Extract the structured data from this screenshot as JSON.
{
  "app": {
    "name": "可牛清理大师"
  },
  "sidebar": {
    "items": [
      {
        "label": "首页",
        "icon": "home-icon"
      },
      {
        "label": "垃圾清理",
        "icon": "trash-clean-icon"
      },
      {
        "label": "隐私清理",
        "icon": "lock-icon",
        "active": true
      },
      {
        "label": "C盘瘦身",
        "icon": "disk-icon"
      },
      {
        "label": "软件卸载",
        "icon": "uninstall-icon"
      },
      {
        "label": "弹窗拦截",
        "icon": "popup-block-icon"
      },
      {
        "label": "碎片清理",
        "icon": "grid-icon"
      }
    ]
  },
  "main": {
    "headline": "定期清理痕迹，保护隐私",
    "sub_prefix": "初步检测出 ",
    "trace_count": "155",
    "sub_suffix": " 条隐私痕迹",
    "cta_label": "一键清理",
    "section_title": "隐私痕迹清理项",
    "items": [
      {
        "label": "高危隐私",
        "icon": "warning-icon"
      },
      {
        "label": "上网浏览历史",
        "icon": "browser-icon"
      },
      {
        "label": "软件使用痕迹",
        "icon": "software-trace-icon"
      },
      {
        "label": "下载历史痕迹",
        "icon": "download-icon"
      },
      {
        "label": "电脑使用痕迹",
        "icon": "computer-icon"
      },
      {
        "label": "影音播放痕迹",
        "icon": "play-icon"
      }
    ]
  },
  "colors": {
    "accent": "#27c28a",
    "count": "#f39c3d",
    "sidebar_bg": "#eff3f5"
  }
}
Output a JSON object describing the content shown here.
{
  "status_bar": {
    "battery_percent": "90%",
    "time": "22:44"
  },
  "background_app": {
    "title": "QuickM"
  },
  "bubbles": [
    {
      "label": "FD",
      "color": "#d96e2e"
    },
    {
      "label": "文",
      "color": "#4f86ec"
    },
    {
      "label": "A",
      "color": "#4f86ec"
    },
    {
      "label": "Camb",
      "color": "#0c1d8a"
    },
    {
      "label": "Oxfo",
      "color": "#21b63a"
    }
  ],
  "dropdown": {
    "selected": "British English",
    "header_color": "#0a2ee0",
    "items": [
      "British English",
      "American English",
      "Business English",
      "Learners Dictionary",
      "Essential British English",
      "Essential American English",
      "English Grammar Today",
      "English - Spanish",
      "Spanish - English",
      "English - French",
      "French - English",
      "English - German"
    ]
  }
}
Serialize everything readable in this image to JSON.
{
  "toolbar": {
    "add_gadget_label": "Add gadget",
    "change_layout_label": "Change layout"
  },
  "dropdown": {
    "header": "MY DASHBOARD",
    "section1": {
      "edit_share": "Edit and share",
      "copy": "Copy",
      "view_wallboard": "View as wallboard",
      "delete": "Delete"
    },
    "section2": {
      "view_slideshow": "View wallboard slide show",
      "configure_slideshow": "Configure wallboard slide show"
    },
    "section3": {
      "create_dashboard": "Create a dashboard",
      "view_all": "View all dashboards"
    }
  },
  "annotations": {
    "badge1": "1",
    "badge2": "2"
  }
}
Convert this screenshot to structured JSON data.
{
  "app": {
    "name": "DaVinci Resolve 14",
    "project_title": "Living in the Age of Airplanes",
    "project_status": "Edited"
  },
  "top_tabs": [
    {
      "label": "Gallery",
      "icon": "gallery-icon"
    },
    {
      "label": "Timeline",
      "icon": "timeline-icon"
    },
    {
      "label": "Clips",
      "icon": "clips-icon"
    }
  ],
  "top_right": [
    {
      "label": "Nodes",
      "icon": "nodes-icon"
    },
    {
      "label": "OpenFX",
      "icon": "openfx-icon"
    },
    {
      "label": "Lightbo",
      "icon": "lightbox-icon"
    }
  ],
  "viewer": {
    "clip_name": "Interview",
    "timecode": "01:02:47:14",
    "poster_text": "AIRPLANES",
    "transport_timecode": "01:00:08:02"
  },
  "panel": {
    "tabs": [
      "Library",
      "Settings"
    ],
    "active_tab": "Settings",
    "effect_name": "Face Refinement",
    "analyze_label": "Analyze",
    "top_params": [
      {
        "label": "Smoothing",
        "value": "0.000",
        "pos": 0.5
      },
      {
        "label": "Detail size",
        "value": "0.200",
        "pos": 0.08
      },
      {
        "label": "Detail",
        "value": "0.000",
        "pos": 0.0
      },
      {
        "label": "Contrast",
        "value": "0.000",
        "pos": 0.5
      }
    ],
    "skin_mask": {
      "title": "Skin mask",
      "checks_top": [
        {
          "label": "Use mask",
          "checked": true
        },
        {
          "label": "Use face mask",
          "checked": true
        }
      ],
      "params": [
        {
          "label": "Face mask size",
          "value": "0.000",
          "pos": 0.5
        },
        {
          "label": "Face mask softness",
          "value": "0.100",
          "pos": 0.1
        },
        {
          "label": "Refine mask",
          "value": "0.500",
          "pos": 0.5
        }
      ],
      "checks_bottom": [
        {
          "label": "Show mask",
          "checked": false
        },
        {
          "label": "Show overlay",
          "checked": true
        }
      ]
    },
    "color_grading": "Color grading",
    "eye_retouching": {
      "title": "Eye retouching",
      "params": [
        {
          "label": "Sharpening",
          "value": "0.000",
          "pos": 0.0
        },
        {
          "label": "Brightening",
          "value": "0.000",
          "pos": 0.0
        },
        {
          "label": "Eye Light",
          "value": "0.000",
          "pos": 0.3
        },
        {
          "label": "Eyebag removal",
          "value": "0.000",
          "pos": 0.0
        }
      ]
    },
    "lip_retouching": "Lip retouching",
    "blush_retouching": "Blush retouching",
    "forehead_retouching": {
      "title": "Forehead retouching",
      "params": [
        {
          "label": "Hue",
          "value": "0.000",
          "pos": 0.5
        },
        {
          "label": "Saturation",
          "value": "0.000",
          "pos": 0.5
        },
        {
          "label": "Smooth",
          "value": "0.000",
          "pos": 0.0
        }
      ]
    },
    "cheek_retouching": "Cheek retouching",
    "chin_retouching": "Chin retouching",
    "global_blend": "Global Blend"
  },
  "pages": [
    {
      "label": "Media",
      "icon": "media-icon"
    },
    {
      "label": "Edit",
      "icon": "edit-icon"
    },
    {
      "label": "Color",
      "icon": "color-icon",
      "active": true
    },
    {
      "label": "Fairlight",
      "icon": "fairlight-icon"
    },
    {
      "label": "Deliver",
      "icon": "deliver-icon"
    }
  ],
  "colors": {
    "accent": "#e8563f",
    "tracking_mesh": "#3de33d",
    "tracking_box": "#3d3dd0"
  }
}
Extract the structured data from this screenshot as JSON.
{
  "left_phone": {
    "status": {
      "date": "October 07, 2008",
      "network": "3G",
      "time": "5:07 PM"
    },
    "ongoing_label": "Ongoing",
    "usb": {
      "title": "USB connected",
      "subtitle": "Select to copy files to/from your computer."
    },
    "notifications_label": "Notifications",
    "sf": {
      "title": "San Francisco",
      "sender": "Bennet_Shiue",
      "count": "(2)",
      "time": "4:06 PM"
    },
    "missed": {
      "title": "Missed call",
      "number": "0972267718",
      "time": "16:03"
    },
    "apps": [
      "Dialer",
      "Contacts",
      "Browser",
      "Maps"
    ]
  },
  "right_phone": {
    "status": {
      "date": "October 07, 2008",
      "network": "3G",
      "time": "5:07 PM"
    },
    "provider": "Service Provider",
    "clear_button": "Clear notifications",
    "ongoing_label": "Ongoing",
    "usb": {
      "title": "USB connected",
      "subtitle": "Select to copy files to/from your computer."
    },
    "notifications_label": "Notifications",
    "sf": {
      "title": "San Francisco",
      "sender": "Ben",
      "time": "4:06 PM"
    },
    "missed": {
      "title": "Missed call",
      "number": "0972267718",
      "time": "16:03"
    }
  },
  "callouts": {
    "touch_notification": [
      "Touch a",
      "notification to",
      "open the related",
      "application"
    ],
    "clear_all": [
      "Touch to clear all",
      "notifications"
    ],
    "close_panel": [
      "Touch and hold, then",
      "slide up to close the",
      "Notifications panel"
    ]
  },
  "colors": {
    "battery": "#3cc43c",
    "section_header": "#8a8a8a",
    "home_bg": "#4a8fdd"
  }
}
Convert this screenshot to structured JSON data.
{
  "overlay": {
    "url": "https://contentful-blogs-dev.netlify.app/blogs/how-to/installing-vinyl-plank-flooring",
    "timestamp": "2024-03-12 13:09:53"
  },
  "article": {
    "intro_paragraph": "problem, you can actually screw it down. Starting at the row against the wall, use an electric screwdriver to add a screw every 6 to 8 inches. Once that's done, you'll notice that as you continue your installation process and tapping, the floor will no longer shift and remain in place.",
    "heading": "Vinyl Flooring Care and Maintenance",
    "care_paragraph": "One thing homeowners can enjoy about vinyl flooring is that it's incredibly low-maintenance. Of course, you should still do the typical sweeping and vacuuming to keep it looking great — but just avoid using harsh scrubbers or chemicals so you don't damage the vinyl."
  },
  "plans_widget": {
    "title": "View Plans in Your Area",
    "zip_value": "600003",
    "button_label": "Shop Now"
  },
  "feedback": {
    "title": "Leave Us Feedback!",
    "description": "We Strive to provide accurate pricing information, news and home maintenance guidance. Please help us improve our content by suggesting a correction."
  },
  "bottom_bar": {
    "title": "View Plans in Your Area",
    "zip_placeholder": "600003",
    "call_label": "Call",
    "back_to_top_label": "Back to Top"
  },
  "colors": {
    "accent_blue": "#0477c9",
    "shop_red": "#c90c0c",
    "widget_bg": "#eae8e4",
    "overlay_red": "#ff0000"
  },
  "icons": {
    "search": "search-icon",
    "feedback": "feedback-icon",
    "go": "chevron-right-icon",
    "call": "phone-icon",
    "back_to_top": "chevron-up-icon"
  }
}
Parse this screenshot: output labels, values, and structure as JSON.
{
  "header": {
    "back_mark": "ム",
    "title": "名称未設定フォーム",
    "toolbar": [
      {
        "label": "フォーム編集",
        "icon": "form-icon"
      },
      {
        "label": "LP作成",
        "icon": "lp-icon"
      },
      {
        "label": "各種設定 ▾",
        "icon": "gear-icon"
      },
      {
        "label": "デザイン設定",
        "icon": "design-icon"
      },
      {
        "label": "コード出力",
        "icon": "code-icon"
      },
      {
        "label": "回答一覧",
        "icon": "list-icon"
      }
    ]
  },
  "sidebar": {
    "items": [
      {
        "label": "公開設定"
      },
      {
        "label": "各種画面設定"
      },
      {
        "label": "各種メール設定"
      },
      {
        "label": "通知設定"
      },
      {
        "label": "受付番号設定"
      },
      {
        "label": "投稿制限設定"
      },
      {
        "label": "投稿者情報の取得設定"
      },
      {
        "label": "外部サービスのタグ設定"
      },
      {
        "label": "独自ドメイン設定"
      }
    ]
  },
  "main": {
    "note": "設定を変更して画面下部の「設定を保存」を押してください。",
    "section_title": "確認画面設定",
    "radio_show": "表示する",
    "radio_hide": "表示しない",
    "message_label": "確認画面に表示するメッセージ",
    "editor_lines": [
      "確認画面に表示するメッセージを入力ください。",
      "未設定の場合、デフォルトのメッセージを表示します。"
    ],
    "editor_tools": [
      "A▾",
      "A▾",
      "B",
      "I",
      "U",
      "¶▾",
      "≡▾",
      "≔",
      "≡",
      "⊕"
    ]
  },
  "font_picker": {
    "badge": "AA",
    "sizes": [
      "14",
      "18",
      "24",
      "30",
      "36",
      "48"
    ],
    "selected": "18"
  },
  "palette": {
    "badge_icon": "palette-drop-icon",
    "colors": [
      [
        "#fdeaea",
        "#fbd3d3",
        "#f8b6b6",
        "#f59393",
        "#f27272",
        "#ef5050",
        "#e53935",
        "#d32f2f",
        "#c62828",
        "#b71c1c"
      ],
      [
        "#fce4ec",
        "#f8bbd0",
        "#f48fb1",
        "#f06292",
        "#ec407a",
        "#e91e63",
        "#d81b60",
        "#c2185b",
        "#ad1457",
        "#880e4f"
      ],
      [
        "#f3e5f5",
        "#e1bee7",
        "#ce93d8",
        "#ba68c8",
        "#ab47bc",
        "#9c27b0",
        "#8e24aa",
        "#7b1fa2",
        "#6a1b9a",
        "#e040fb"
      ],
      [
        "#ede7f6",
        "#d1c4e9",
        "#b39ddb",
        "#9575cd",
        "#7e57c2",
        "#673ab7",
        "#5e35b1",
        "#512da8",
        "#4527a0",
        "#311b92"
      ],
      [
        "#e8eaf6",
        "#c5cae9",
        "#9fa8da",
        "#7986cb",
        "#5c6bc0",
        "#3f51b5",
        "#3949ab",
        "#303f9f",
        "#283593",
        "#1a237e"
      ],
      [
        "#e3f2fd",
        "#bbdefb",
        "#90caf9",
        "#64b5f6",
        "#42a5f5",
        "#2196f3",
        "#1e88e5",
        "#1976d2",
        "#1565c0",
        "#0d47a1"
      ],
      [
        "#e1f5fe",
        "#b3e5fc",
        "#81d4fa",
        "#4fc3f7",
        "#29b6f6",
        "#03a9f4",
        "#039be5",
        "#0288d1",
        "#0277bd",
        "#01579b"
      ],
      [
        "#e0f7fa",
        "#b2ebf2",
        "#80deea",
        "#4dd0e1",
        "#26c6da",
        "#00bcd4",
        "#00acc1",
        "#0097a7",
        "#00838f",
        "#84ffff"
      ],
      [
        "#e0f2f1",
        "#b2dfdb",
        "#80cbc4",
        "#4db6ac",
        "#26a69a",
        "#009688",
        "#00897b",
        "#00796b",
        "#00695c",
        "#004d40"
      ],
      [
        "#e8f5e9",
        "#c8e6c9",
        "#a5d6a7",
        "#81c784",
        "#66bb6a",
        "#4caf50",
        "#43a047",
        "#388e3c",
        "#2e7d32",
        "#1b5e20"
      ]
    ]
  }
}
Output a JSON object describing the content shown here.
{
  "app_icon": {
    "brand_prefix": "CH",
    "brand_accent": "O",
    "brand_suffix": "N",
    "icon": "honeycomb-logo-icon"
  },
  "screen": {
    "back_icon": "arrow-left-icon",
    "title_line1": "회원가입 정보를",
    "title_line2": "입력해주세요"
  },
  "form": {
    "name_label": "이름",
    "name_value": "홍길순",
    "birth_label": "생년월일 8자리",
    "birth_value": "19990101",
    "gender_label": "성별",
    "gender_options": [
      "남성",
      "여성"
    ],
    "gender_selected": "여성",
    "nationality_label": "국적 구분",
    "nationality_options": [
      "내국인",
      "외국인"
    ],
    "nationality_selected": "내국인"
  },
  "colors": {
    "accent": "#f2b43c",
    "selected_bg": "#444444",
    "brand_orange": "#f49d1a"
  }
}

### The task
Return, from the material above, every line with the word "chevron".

### Final answer
    "go": "chevron-right-icon",
    "back_to_top": "chevron-up-icon"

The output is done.